“I’ve self-published two novels. Would you like to buy one? I have plenty of copies.”

“Are you Sandra Beasley?”

“I’m thirsty. Would you like a beer?”

“Take a free copy of our journal. We’d like a five-dollar donation for it.”

“It’s not a podium. It’s a lectern!”

“Oh, you’re that Christopher Linforth.”

Fun times! Feel free to add your own quote in the comments section.

Pre-1978 The Best American Short Story series had a single editor. For decades, from 1915 to 1941, Edward O’Brien fulfilled this role. After his death, Martha Foley took over. Raymond Carver mentions Foley’s importance for American short fiction during his superb 1983 interview with The Paris Review:

INTERVIEWER

Is it true—a friend of yours told me this— that you celebrated your first publication by taking the magazine to bed with you?

CARVER

That’s partly true. Actually, it was a book, the Best American Short Stories annual. My story “Will You Please Be Quiet, Please?” had just appeared in the collection. That was back in the late sixties, when it was edited every year by Martha Foley and people used to call it that—simply, “The Foley Collection.” The story had been published in an obscure little magazine out of Chicago called December. The day the anthology came in the mail I took it to bed to read and just to look at, you know, and hold it, but I did more looking and holding than actual reading. I fell asleep and woke up the next morning with the book there in bed beside me, along with my wife.
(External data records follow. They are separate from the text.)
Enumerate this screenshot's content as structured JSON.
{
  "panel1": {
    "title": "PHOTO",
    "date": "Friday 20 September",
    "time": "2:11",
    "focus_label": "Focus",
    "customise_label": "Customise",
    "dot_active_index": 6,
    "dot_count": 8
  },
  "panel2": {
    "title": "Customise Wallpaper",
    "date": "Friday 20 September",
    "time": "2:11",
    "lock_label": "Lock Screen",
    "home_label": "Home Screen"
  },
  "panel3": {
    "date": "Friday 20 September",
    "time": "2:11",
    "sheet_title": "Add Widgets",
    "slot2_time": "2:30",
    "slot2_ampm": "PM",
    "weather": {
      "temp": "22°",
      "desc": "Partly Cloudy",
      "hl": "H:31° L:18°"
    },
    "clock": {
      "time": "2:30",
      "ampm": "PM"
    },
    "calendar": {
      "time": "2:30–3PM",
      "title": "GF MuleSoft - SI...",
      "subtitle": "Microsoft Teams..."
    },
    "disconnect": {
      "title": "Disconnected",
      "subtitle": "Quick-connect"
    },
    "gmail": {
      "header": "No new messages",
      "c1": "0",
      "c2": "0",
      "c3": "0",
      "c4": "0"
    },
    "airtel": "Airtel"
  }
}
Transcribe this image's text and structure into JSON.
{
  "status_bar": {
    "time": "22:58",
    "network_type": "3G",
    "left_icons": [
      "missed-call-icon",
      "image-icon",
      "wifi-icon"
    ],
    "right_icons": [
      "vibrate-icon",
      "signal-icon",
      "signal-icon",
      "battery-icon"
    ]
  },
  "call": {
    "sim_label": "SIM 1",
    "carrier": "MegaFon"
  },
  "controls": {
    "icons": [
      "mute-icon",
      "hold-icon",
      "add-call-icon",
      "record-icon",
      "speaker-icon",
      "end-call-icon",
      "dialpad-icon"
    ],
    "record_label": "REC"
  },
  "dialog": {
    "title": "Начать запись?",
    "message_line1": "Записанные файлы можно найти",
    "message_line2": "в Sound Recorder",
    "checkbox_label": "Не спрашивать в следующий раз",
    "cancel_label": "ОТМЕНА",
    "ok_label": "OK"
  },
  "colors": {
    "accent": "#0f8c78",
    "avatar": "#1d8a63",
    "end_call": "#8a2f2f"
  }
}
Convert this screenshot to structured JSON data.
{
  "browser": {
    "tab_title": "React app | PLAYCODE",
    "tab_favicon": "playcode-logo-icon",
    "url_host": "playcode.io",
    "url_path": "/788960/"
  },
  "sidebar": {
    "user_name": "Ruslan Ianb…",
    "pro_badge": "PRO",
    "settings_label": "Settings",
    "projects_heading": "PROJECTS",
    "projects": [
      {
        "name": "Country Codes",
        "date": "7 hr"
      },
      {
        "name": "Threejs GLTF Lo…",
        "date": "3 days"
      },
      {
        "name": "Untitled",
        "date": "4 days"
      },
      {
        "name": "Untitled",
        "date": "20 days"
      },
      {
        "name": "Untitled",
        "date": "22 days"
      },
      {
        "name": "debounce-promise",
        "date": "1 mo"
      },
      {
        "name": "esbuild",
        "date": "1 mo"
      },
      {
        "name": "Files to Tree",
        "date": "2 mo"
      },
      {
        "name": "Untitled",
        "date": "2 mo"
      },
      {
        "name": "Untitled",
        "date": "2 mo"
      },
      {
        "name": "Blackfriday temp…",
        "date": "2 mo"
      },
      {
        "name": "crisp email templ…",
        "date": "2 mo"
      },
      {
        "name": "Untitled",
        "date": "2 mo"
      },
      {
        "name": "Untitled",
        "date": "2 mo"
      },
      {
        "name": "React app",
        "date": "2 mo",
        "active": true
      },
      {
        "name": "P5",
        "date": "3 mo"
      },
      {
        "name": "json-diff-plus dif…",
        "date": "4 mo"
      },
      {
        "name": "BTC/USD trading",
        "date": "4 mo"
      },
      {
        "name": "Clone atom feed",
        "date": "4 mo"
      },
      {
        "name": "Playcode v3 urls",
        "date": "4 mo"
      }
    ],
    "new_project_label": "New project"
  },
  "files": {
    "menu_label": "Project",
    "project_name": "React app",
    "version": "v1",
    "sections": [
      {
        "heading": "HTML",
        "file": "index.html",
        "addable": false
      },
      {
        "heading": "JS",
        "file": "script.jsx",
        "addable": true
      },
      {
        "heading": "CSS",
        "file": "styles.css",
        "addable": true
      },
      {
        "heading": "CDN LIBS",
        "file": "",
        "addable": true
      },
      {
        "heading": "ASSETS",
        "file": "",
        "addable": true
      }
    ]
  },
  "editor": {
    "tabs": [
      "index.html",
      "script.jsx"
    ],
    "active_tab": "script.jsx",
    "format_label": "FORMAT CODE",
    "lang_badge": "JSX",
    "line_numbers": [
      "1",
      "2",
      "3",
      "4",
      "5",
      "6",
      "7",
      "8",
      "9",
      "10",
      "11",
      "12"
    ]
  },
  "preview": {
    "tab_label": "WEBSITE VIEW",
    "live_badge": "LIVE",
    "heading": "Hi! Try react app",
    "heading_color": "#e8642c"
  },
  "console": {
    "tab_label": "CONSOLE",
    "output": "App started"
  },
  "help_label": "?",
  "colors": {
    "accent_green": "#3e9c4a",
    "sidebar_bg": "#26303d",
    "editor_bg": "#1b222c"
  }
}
The New River, Issue 23, Fall 2011

Virginia Tech’s The New River: a Journal of Digital Writing and Art is proud to announce the publication of our newest issue.  Thematically centered on collaboration, this edition features work, such as audio-visual poetry, a surreal campus map, interactive digital narrative, script-fueled poem generators, and a transnational exploration of myth, from established writers as well as some new voices.  In conjunction with a new site design, the issue features new media works by Alan Bigelow, Andy Campbell and Lynda Williams, Chris Funkhouser and Amy Hufnagel, Nick Montfort with translations by Natalia Fedorova, and Jason Nelson in conjunction with a group of creative writers at Virginia Tech.